Pumpkin Succulent Pot
Turn your pumpkins into pots following the same system as you would for creating a vase. Since watering is difficult, succulents are ideal for planting in these makeshift containers, ready to move into other pots once Thanksgiving is over.
For party hosts, you can also use these small pumpkin pots as party favors.
Front Door Décor
You may not have a dedicated front entrance, but you can still make a splash by framing your door with fall foliage and flowers. Use wire mesh as a base, using string or floral tape to attach your garden goodies to the structure.
To make your display shine at night, consider incorporating some battery-powered string lights that can hang along the sides of your door, along with some fall leaves.

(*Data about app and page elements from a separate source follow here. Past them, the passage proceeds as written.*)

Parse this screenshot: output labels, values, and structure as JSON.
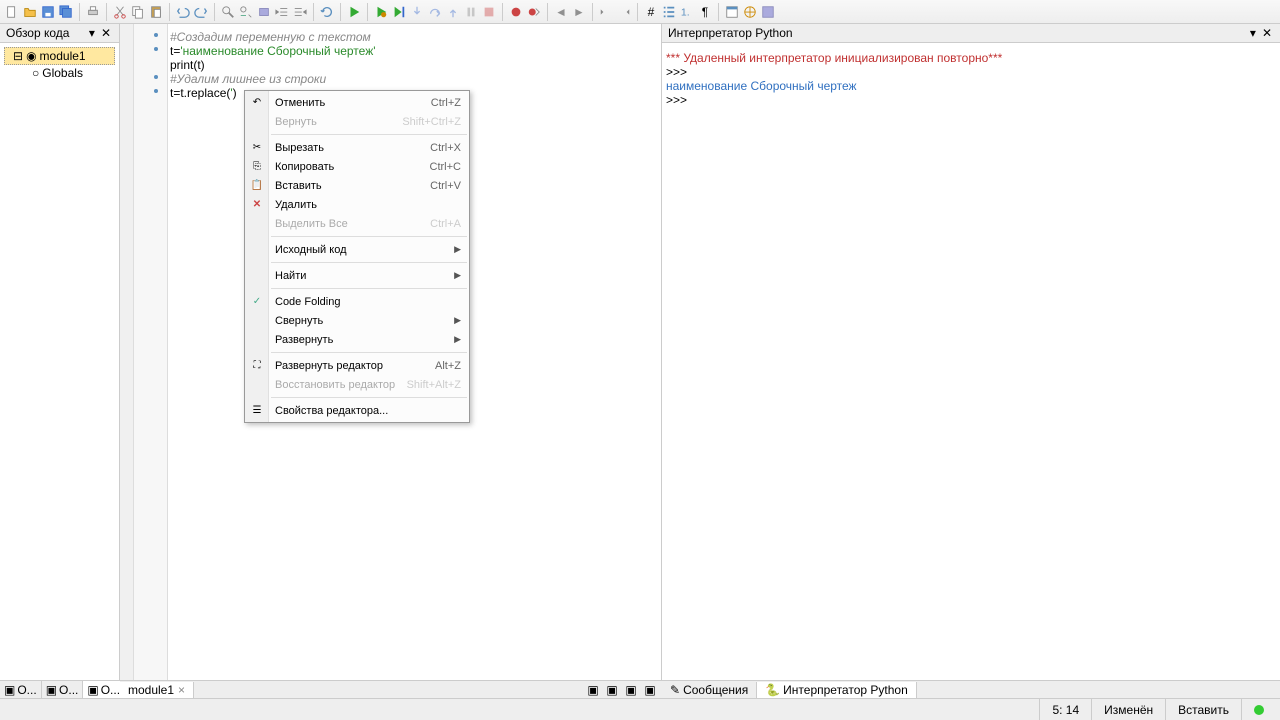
{
  "left_panel": {
    "title": "Обзор кода",
    "tree": {
      "root": "module1",
      "child": "Globals"
    }
  },
  "left_tabs": [
    "О...",
    "О...",
    "О..."
  ],
  "editor": {
    "tab": "module1",
    "lines": {
      "l1": "#Создадим переменную с текстом",
      "l2a": "t=",
      "l2b": "'наименование Сборочный чертеж'",
      "l3a": "print",
      "l3b": "(t)",
      "l4": "#Удалим лишнее из строки",
      "l5a": "t=t.replace(",
      "l5b": "'"
    }
  },
  "ctx": {
    "undo": "Отменить",
    "undo_k": "Ctrl+Z",
    "redo": "Вернуть",
    "redo_k": "Shift+Ctrl+Z",
    "cut": "Вырезать",
    "cut_k": "Ctrl+X",
    "copy": "Копировать",
    "copy_k": "Ctrl+C",
    "paste": "Вставить",
    "paste_k": "Ctrl+V",
    "delete": "Удалить",
    "selall": "Выделить Все",
    "selall_k": "Ctrl+A",
    "source": "Исходный код",
    "search": "Найти",
    "folding": "Code Folding",
    "collapse": "Свернуть",
    "expand": "Развернуть",
    "expand_ed": "Развернуть редактор",
    "expand_ed_k": "Alt+Z",
    "restore_ed": "Восстановить редактор",
    "restore_ed_k": "Shift+Alt+Z",
    "props": "Свойства редактора..."
  },
  "interpreter": {
    "title": "Интерпретатор Python",
    "line1": "*** Удаленный интерпретатор инициализирован повторно***",
    "prompt": ">>>",
    "output": "наименование Сборочный чертеж"
  },
  "bottom_tabs": {
    "messages": "Сообщения",
    "interpreter": "Интерпретатор Python"
  },
  "status": {
    "pos": "5: 14",
    "modified": "Изменён",
    "insert": "Вставить"
  }
}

Leaf garlands are simple to craft but make a big impact once they’re hung up. This is a wonderful way to reuse your fall leaves, hanging near your Thanksgiving displays to bring the outdoors in.
Turn it into a family activity by enlisting help in leaf collection. The prettier the leaves you and your family choose, the prettier the garland will be. To make them last longer, dip the leaves in melted wax and let them dry. Then, use a needle and thread to string them together.
Spruce up deliciously-scented candles with natural candle wraps, bringing aesthetic and aromatic value. Cinnamon sticks are easy to use and last long, emitting a wonderful holiday scent. Just make sure the sticks are all the same height for maximum impact.
If you’re willing to make your wraps the day before or the day of, sage is also a great option – if you keep the leaves away from the flames.
Acorn Table Setting
Adorable acorns have several uses in Thanksgiving décor. Tie the ends to your place settings for a unique look, or sprinkle a few acorns around the table. If you have enough, filling a jar with acorns and placing them on the kitchen table makes quite an impact.
Although the natural colors of acorns pair well with almost any scheme, they look particularly pretty when paired with natural beige and bronze or gold tones.
Thanksgiving décor is usually short-lived, but it doesn’t have to be when you use houseplants as your decorations. Many houseplants have warm tones suited to the season and continue to add aesthetic appeal to your home long after Thanksgiving.
Crotons sport a range of fall colors, or you can look for cultivars of easier-to-grow plants like the Philodendron ‘Prince of Orange.’
Berry branches combine the structural with the soft, creating a well-balanced centerpiece with a pop of Thanksgiving color. Choose your vase carefully to balance larger branches and prevent them from popping out while allowing the contents to shine.
Berry displays look stunning around Christmas time, especially when paired with green foliage to match the classic Christmas color palette.
There is no need to spend a fortune on Thanksgiving décor that only gets packed away once the holiday is over. Instead, use what you have from your garden and get creative.